Personality traits are one of our top things to decide when creating a character. And unless you already have some inspiration, it can be a daunting task! We hope this comprehensive list is your final stop for a full list of personality traits. Use it to pick ones to help in your character creation! Or workout your character building muscles through the exercise below!

Character Building Exercise: Choose five numbers randomly, or use one of those random number generation tools online. Or roll a d100 five times! Write down those five traits and create a character out of them. Decide how this personality happened. What in the character’s past caused these traits to form? How do they use them? Do they fully understand them? If there are contradicting ones, what caused this internal battle?


  1. Adventurous
  2. Affectionate
  3. Aggressive
  4. Altruistic
  5. Ambitious
  6. Arrogant
  7. Artistic
  8. Assertive
  9. Boastful
  10. Calm
  11. Capable
  12. Carefree
  13. Careful
  14. Charming
  15. Childish
  16. Clever
  17. Confident
  18. Controlling
  19. Cooperative
  20. Cowardly
  21. Curious
  22. Decisive
  23. Distracted
  24. Distrusting
  25. Dominant
  26. Eloquent
  27. Energetic
  28. Expressive
  29. Faithful
  30. Fearless
  31. Friendly
  32. Funny
  33. Generous
  34. Greedy
  35. Grumpy
  36. Gullible
  37. Happy
  38. Hedonistic
  39. Helpful
  40. Homebody
  41. Honest
  42. Humble
  43. Hyper
  44. Idealistic
  45. Imaginative
  46. Impatient
  47. Independent
  48. Industrious
  49. Insecure
  50. Intelligent
  51. Inventive
  52. Jealous
  53. Judgmental
  54. Lazy
  55. Logical
  56. Loud
  57. Loyal
  58. Manipulative
  59. Materialistic
  60. Mature
  61. Mean
  62. Melodramatic
  63. Mischievous
  64. Noble
  65. Nosy
  66. Obedient
  67. Observant
  68. Obsessive
  69. Open-Minded
  70. Optimistic
  71. Organized
  72. Outgoing

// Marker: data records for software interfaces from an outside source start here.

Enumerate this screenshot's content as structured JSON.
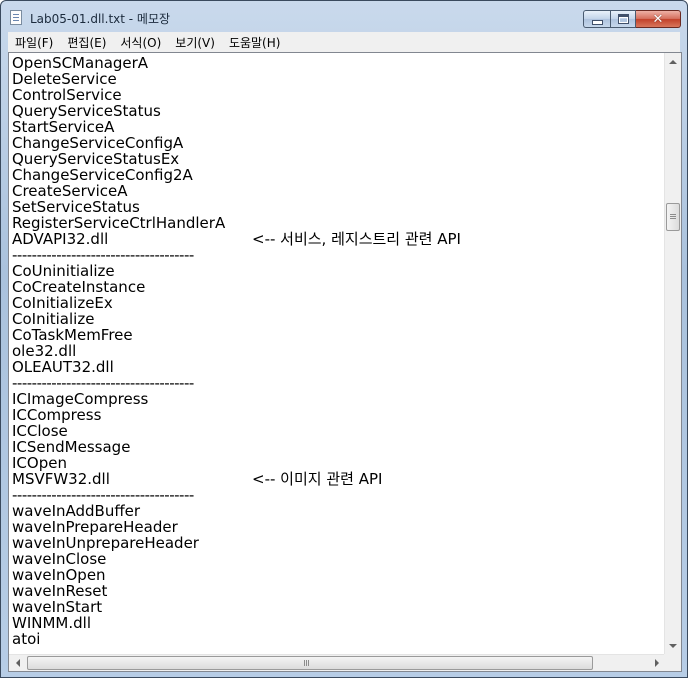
{
  "window": {
    "title": "Lab05-01.dll.txt - 메모장",
    "close_glyph": "✕"
  },
  "menu": {
    "items": [
      "파일(F)",
      "편집(E)",
      "서식(O)",
      "보기(V)",
      "도움말(H)"
    ]
  },
  "document": {
    "lines": [
      "OpenSCManagerA",
      "DeleteService",
      "ControlService",
      "QueryServiceStatus",
      "StartServiceA",
      "ChangeServiceConfigA",
      "QueryServiceStatusEx",
      "ChangeServiceConfig2A",
      "CreateServiceA",
      "SetServiceStatus",
      "RegisterServiceCtrlHandlerA",
      "ADVAPI32.dll",
      "-------------------------------------",
      "CoUninitialize",
      "CoCreateInstance",
      "CoInitializeEx",
      "CoInitialize",
      "CoTaskMemFree",
      "ole32.dll",
      "OLEAUT32.dll",
      "-------------------------------------",
      "ICImageCompress",
      "ICCompress",
      "ICClose",
      "ICSendMessage",
      "ICOpen",
      "MSVFW32.dll",
      "-------------------------------------",
      "waveInAddBuffer",
      "waveInPrepareHeader",
      "waveInUnprepareHeader",
      "waveInClose",
      "waveInOpen",
      "waveInReset",
      "waveInStart",
      "WINMM.dll",
      "atoi"
    ],
    "annotations": [
      {
        "line": 11,
        "text": "<-- 서비스, 레지스트리 관련 API"
      },
      {
        "line": 26,
        "text": "<-- 이미지 관련 API"
      }
    ]
  }
}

  73. Patient
  74. Persuasive
  75. Pessimistic
  76. Pompous
  77. Proud
  78. Quiet
  79. Realistic
  80. Rebellious
  81. Resilient
  82. Resourceful
  83. Reverent
  84. Rowdy
  85. Sarcastic
  86. Selfish
  87. Sensitive
  88. Short-Tempered
  89. Shy
  90. Sincere
  91. Stoic
  92. Studious
  93. Sweet
  94. Thoughtful
  95. Trusting
  96. Unassuming
  97. Unreliable
  98. Unstable
  99. Vibrant
  100. Wise